● **Assignment**
Every entry should be repeated exactly. Omit the pictures.
-- -- --
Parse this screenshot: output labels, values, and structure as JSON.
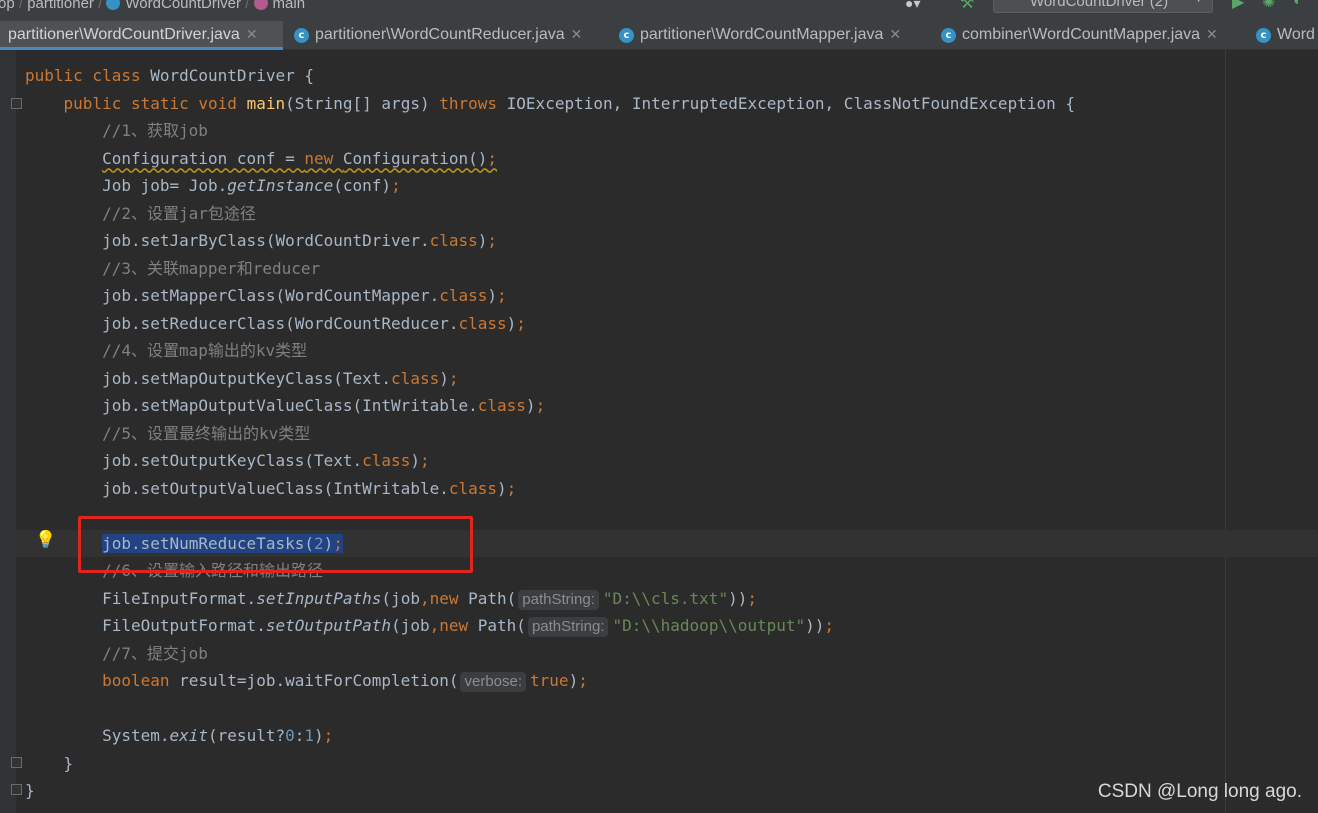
{
  "navbar": {
    "crumb_project": "op",
    "crumb_package": "partitioner",
    "crumb_class": "WordCountDriver",
    "crumb_method": "main",
    "run_config": "WordCountDriver (2)"
  },
  "tabs": [
    {
      "label": "partitioner\\WordCountDriver.java",
      "active": true
    },
    {
      "label": "partitioner\\WordCountReducer.java",
      "active": false
    },
    {
      "label": "partitioner\\WordCountMapper.java",
      "active": false
    },
    {
      "label": "combiner\\WordCountMapper.java",
      "active": false
    },
    {
      "label": "Word",
      "active": false
    }
  ],
  "code": {
    "class_name": "WordCountDriver",
    "c1": "//1、获取job",
    "c2": "//2、设置jar包途径",
    "c3": "//3、关联mapper和reducer",
    "c4": "//4、设置map输出的kv类型",
    "c5": "//5、设置最终输出的kv类型",
    "c6": "//6、设置输入路径和输出路径",
    "c7": "//7、提交job",
    "reduce_tasks": "2",
    "input_path": "\"D:\\\\cls.txt\"",
    "output_path": "\"D:\\\\hadoop\\\\output\"",
    "hint_path": "pathString:",
    "hint_verbose": "verbose:",
    "exit_expr_true": "0",
    "exit_expr_false": "1"
  },
  "watermark": "CSDN @Long long ago.",
  "colors": {
    "keyword": "#cc7832",
    "comment": "#808080",
    "method_decl": "#ffc66d",
    "string": "#6a8759",
    "number": "#6897bb",
    "highlight_box": "#e0251c"
  }
}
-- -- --
● **Response**
Parse this screenshot: output labels, values, and structure as JSON.
{
  "navbar": {
    "crumb_project": "op",
    "crumb_package": "partitioner",
    "crumb_class": "WordCountDriver",
    "crumb_method": "main",
    "run_config": "WordCountDriver (2)"
  },
  "tabs": [
    {
      "label": "partitioner\\WordCountDriver.java",
      "active": true
    },
    {
      "label": "partitioner\\WordCountReducer.java",
      "active": false
    },
    {
      "label": "partitioner\\WordCountMapper.java",
      "active": false
    },
    {
      "label": "combiner\\WordCountMapper.java",
      "active": false
    },
    {
      "label": "Word",
      "active": false
    }
  ],
  "code": {
    "class_name": "WordCountDriver",
    "c1": "//1、获取job",
    "c2": "//2、设置jar包途径",
    "c3": "//3、关联mapper和reducer",
    "c4": "//4、设置map输出的kv类型",
    "c5": "//5、设置最终输出的kv类型",
    "c6": "//6、设置输入路径和输出路径",
    "c7": "//7、提交job",
    "reduce_tasks": "2",
    "input_path": "\"D:\\\\cls.txt\"",
    "output_path": "\"D:\\\\hadoop\\\\output\"",
    "hint_path": "pathString:",
    "hint_verbose": "verbose:",
    "exit_expr_true": "0",
    "exit_expr_false": "1"
  },
  "watermark": "CSDN @Long long ago.",
  "colors": {
    "keyword": "#cc7832",
    "comment": "#808080",
    "method_decl": "#ffc66d",
    "string": "#6a8759",
    "number": "#6897bb",
    "highlight_box": "#e0251c"
  }
}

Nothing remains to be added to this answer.